§ **What you should do**:
Copy each line from the entries that the word "data" appears in.

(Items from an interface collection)
Segment Open
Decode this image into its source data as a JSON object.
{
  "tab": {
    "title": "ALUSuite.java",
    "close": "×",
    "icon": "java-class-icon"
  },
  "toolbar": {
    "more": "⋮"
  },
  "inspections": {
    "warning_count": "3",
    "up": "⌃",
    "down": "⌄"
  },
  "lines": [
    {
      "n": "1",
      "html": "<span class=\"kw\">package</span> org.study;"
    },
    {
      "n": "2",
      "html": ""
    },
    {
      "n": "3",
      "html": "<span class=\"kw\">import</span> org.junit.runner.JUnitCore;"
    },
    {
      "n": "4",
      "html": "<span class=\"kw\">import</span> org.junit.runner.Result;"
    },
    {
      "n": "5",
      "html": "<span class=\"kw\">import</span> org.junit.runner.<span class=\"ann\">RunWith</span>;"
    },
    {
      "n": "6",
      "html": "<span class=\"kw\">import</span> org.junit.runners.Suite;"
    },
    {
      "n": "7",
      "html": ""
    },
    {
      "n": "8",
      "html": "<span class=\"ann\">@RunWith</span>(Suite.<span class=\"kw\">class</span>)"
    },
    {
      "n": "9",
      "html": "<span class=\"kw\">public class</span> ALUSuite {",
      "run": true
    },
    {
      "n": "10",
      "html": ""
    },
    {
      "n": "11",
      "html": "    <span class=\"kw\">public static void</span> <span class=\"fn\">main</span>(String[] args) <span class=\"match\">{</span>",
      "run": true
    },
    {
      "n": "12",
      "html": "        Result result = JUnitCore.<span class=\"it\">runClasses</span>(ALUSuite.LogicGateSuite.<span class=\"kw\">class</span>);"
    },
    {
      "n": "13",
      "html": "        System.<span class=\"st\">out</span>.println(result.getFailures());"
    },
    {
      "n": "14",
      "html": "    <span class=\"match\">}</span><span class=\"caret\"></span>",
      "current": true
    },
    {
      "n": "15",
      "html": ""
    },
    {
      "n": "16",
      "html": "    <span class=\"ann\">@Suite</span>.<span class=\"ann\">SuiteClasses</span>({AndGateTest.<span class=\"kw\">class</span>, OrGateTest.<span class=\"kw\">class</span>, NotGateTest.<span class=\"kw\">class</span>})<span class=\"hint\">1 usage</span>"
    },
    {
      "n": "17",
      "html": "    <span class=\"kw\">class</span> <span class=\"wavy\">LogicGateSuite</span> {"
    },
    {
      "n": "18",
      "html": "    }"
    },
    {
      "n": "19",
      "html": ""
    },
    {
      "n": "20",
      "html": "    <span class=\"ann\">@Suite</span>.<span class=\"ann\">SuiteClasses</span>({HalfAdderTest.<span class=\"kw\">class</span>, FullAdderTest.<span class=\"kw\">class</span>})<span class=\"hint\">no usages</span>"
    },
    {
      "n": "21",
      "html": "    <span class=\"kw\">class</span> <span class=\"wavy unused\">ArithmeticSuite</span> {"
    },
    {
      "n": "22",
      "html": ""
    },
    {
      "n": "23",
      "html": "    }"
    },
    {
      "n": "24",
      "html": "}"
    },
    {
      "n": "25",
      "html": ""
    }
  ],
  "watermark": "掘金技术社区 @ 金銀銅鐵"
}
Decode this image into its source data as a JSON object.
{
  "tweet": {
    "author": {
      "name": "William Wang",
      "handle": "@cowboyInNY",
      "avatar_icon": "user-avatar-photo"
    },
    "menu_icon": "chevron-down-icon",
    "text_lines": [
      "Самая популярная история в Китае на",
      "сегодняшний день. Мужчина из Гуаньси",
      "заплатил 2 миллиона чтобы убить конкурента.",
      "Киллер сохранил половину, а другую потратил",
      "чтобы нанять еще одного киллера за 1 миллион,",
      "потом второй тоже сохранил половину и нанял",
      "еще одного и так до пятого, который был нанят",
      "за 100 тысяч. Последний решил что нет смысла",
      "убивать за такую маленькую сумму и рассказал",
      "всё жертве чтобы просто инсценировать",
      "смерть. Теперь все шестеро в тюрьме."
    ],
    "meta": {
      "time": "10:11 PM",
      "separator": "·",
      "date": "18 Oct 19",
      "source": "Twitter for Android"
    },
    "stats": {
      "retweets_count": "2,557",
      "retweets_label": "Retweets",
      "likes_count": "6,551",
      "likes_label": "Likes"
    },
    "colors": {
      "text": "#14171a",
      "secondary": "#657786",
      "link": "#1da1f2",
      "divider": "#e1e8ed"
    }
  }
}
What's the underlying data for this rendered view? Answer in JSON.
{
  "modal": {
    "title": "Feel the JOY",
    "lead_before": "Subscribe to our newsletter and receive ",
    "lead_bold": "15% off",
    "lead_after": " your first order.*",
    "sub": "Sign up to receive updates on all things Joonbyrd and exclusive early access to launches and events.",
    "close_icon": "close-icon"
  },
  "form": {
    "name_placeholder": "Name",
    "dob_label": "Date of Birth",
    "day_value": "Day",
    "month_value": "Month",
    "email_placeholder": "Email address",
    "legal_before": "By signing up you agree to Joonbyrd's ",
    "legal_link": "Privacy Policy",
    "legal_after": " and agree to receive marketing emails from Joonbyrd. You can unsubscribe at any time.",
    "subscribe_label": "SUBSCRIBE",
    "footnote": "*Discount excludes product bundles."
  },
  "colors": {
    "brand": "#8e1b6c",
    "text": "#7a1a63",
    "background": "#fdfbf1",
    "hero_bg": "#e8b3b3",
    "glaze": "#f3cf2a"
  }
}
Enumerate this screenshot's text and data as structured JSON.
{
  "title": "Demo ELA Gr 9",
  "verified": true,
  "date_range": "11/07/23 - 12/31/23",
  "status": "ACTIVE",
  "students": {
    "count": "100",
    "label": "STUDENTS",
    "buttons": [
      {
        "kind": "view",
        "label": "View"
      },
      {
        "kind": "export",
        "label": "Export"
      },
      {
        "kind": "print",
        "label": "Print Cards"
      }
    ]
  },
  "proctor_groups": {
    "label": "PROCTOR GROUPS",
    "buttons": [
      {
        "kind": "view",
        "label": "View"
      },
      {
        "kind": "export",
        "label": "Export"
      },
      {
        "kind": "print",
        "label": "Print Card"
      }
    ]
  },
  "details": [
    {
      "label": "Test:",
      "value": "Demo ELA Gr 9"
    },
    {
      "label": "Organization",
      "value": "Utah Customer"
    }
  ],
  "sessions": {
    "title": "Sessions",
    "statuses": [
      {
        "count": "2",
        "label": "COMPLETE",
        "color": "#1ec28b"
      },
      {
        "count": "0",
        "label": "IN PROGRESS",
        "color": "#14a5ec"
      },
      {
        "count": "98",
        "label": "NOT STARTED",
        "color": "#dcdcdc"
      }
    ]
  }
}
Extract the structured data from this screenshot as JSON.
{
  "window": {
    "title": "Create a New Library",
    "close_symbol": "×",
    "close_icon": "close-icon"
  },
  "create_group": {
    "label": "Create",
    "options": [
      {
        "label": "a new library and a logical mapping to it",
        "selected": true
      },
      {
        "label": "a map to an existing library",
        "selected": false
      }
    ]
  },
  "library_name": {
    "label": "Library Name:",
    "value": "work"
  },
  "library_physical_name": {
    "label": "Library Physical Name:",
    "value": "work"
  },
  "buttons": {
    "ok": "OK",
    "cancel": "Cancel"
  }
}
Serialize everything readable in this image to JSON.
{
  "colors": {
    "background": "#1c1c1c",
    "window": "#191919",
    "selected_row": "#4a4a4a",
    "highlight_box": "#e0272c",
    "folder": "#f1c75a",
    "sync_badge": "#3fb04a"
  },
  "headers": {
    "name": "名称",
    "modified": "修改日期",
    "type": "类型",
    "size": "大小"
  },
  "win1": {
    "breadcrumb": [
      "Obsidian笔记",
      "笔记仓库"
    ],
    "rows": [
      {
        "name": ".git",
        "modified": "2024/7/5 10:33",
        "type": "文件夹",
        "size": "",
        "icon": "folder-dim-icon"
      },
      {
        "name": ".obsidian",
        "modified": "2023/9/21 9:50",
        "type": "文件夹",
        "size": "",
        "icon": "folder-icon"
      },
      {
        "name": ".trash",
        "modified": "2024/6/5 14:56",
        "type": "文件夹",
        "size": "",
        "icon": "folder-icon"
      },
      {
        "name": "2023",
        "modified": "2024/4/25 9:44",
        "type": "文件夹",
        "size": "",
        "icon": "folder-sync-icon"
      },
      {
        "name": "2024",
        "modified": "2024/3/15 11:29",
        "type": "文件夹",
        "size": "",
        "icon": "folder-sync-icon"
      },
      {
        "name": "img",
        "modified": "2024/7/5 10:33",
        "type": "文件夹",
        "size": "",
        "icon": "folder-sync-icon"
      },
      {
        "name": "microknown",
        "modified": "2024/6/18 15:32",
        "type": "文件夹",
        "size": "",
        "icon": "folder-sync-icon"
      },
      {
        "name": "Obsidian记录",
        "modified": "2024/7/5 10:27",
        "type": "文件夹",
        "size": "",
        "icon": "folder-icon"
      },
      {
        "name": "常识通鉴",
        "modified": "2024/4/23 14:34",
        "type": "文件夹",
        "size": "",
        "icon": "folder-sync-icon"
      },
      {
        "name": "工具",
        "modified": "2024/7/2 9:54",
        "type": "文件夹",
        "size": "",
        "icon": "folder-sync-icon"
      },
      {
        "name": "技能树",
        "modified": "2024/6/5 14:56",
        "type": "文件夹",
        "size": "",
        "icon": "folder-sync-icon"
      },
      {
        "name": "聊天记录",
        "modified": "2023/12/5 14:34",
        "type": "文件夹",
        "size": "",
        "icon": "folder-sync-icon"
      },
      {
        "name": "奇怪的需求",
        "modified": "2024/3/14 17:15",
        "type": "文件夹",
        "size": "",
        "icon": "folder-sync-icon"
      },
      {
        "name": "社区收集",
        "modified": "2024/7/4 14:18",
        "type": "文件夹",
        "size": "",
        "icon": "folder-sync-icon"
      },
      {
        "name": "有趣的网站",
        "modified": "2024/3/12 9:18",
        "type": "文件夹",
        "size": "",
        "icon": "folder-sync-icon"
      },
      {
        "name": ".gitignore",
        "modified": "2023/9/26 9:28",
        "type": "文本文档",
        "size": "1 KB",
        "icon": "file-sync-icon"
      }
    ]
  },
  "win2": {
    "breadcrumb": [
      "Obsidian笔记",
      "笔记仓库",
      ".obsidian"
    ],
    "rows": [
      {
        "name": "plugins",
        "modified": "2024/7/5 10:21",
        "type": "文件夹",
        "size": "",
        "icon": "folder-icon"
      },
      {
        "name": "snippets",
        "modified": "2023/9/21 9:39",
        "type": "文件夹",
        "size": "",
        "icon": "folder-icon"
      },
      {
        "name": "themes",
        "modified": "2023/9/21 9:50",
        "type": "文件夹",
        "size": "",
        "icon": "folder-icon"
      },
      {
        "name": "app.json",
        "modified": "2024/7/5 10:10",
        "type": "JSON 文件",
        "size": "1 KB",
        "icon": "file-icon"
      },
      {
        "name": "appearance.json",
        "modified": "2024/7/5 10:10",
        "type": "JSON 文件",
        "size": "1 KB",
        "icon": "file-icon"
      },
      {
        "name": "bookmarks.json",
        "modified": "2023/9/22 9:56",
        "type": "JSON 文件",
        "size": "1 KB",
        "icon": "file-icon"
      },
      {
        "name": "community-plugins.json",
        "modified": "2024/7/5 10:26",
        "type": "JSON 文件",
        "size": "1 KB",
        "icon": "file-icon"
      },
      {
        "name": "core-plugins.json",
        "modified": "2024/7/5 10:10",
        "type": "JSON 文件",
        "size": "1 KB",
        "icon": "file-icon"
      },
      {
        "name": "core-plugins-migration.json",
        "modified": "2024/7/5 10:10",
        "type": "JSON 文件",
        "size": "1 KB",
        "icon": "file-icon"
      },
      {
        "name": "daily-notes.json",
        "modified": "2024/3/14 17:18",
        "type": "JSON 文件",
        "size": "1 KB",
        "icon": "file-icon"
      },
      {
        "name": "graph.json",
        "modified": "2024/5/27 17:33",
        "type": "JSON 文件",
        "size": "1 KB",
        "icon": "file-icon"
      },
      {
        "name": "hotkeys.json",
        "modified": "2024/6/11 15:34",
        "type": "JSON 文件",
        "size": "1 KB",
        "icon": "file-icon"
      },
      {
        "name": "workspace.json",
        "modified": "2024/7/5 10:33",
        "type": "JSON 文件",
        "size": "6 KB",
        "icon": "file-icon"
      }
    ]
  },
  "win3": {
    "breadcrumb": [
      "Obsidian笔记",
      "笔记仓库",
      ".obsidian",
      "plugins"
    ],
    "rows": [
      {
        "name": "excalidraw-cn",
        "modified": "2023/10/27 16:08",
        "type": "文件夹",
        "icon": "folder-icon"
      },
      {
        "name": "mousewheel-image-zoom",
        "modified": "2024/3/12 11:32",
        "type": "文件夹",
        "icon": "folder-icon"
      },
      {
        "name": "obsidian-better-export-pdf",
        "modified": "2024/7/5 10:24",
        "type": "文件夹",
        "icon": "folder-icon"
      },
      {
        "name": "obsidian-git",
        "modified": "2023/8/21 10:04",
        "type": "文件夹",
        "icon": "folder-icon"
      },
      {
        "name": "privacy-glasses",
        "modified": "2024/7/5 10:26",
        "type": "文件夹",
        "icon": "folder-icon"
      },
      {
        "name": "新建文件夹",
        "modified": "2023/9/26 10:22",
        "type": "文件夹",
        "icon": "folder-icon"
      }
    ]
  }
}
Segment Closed
§ **Answer box**:
Decode this image into its source data as a JSON object.
Decode this image into its source data as a JSON object.
What's the underlying data for this rendered view? Answer in JSON.
Enumerate this screenshot's text and data as structured JSON.
Extract the structured data from this screenshot as JSON.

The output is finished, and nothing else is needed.